**What you will do:**
Go through the material under this sentence. Return every line holding "icon".

**Data:**
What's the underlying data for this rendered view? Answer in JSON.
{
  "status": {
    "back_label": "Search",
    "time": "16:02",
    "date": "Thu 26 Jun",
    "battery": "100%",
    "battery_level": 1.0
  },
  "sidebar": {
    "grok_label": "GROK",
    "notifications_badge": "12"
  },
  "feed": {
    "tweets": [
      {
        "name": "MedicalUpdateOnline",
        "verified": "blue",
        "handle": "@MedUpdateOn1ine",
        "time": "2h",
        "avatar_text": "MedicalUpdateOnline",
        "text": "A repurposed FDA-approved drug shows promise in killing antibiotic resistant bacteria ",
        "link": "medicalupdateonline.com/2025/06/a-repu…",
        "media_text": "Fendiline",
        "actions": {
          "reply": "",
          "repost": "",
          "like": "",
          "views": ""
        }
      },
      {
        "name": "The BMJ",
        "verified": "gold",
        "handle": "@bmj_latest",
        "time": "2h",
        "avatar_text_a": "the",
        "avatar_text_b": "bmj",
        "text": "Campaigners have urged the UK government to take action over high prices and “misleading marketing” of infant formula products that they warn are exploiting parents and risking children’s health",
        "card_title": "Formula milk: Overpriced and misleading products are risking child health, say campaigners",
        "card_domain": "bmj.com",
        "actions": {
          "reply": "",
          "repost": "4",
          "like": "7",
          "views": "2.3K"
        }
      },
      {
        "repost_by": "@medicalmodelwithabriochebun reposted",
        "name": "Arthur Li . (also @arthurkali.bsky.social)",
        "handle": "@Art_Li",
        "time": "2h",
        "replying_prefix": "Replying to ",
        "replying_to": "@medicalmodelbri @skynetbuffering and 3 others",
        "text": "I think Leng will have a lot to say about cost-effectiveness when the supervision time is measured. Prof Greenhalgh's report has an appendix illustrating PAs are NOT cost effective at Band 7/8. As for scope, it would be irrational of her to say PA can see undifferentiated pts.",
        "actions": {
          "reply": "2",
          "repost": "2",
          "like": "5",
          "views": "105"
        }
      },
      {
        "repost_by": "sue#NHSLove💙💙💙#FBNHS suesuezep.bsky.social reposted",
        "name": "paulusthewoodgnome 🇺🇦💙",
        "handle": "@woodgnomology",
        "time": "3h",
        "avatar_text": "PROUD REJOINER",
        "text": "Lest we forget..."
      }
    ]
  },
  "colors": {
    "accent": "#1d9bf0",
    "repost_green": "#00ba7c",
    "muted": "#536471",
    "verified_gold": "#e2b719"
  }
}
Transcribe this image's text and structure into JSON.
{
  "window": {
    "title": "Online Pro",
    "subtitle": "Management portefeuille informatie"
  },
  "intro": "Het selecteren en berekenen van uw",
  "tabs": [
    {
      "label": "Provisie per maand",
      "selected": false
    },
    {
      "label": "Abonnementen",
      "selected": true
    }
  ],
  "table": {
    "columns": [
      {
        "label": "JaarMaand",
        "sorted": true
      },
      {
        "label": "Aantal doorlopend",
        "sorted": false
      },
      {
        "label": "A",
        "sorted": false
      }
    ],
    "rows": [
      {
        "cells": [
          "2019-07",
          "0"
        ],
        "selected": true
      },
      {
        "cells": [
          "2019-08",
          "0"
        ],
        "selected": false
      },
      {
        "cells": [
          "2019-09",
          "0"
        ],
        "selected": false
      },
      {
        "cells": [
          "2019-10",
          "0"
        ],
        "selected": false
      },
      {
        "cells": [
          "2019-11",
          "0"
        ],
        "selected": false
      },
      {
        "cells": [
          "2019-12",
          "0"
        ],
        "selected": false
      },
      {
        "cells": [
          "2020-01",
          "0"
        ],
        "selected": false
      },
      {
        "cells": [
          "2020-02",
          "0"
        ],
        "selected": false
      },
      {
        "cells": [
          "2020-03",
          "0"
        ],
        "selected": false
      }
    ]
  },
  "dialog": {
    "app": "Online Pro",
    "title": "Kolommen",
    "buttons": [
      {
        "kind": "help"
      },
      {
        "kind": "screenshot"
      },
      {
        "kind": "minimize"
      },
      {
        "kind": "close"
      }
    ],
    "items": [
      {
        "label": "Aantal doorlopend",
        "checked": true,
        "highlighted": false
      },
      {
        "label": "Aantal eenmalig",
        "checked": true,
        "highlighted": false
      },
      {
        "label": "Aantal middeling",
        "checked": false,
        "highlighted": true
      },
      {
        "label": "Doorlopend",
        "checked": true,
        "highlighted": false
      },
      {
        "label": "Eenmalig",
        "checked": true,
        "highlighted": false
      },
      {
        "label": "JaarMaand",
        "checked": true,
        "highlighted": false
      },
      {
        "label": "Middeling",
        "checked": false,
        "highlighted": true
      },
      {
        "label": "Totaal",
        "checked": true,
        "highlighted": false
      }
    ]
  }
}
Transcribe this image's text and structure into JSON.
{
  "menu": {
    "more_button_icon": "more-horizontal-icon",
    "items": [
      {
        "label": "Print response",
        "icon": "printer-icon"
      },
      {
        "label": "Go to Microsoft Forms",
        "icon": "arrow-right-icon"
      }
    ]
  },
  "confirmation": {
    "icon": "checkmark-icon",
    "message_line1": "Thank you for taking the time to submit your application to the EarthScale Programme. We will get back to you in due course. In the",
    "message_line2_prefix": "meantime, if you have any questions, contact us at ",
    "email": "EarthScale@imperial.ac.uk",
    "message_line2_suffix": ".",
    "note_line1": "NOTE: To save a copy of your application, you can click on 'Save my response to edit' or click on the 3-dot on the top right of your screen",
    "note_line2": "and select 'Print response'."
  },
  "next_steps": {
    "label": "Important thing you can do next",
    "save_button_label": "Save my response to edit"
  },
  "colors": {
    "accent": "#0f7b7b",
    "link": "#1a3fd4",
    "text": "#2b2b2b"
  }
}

**Answer area:**
    "more_button_icon": "more-horizontal-icon",
        "icon": "printer-icon"
        "icon": "arrow-right-icon"
    "icon": "checkmark-icon",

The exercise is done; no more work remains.